Unlike Brahms, orchestral variations in this generation did not retain the structure in each variation. These were Vincent D'Indy's (1851-1931) Istar Variations (1896) and Edward Elgar's (1857-1934) Enigma Variations (1899).
The limits of romantic piano idiom were reached in the ten sonatas of Alexander Scriabin (1872-1915) and the preludes, Op. 3, No. 2 (1892), Op. 23 (1904) and Op. 32 (1910), and Piano Concertos No. 2 (1901) and No. 3 (1909) of Sergei Rachmaninov (1873-1943).
Orchestral Song Cycle
Closely related to his symphonies in style and structure were Mahler's Lieder eines fahrenden Gesellen (1883-84), Kindertotenlieder (1902) and Das Lied von der Erde (1908) for tenor and contralto.
The new generation began composing songs in the 1880's and included Mahler, Strauss (composing 1882-1901), and Hugo Wolf (1860-1903) who published his songs in volumes by a single poet: Mörike (1888), Eichendorff (1888), Goethe (1889), Spanisches Liederbuch (1890), Italienische Liederbuch (1891, '96) and Michaelangelo (1897).
Wagnerian principles of continuous music and use of leitmotives were found in the dissonant and dramatically violent Salome (1905) and Elektra (1909) by Strauss.

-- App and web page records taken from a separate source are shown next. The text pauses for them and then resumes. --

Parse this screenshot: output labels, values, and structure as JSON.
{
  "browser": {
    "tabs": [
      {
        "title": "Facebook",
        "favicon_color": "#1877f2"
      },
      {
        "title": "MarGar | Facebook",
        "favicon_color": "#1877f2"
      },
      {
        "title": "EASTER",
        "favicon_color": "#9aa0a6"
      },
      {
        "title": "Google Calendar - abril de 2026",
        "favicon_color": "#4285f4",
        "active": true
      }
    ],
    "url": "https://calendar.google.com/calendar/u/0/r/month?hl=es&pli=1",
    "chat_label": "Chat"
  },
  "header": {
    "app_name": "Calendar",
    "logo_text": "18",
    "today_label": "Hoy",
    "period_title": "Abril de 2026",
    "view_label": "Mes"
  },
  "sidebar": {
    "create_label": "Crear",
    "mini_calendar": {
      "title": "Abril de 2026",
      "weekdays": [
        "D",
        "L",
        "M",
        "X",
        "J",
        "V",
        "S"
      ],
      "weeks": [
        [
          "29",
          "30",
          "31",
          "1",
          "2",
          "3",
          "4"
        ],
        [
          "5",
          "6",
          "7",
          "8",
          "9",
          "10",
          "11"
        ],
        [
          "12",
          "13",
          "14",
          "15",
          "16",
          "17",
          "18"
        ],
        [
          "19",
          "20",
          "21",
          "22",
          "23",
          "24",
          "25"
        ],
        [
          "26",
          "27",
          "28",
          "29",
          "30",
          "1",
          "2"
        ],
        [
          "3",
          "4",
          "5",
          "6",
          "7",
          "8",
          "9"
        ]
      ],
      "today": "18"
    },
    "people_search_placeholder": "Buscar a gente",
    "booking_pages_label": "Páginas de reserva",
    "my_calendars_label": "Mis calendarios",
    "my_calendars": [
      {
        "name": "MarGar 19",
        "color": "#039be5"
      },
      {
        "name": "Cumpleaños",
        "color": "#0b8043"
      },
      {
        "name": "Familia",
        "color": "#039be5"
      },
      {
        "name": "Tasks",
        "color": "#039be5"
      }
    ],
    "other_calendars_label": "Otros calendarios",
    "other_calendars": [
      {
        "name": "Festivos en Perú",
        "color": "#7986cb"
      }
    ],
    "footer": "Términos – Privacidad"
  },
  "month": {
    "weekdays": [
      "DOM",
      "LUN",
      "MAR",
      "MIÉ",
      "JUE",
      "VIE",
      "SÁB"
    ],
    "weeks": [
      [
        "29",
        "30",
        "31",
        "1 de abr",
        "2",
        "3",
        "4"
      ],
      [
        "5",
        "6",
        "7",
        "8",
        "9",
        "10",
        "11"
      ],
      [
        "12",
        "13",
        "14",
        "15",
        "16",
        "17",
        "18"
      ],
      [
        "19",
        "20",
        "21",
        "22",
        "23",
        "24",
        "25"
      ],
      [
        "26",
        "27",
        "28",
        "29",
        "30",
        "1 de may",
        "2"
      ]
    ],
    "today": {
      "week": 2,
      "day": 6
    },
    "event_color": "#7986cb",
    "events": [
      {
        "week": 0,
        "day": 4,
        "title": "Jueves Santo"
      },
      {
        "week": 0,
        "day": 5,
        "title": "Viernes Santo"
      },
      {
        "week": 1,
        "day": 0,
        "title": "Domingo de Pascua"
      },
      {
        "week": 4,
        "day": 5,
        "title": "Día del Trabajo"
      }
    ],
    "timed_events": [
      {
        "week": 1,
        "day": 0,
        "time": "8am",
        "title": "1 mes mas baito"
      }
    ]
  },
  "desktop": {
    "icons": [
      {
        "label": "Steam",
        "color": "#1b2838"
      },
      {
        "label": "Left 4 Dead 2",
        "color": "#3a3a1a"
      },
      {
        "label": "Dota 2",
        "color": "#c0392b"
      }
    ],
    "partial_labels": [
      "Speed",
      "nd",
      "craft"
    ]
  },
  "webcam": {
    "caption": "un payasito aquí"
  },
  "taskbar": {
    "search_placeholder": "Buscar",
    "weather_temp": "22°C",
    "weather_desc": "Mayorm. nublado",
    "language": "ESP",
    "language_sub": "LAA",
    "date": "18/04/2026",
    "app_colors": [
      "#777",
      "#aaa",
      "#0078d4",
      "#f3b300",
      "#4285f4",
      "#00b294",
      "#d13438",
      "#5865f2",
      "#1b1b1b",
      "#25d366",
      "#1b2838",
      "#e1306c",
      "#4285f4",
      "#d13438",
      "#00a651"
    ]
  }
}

Verismo was the operatic version of literary realism, shown in the use of naturalistic recitative, the disappearance of coloratura and commonplace, often violent subject matter. The operas were Cavalleria rusticana (1890) by Pietro Mascagni (1863-1945), I Pagliacci (1892) by Ruggiero Leoncavallo (1858-1919), and Manon Lescaut (1893), La Bohème (1896), Tosca (1900) and Madame Butterfly (1904) by Giacomo Puccini (1858-1924).
Russian opera continued in Sadko (1897) and Le Coq d'or (1909) by Rimsky-Korsakov.
Important choral works were Elgar's oratorio Dream of Gerontius (1900) and Guerrelieder (1901), a cantata by Arnold Schoenberg (1874-1951).
Ragtime for piano by Scott Joplin (1868-1917) flourished c. 1897-1910 with an upbeat tempo and syncopated right hand, including "Maple Leaf Rag" (1899) and his opera Treemonisha (one performance in 1915).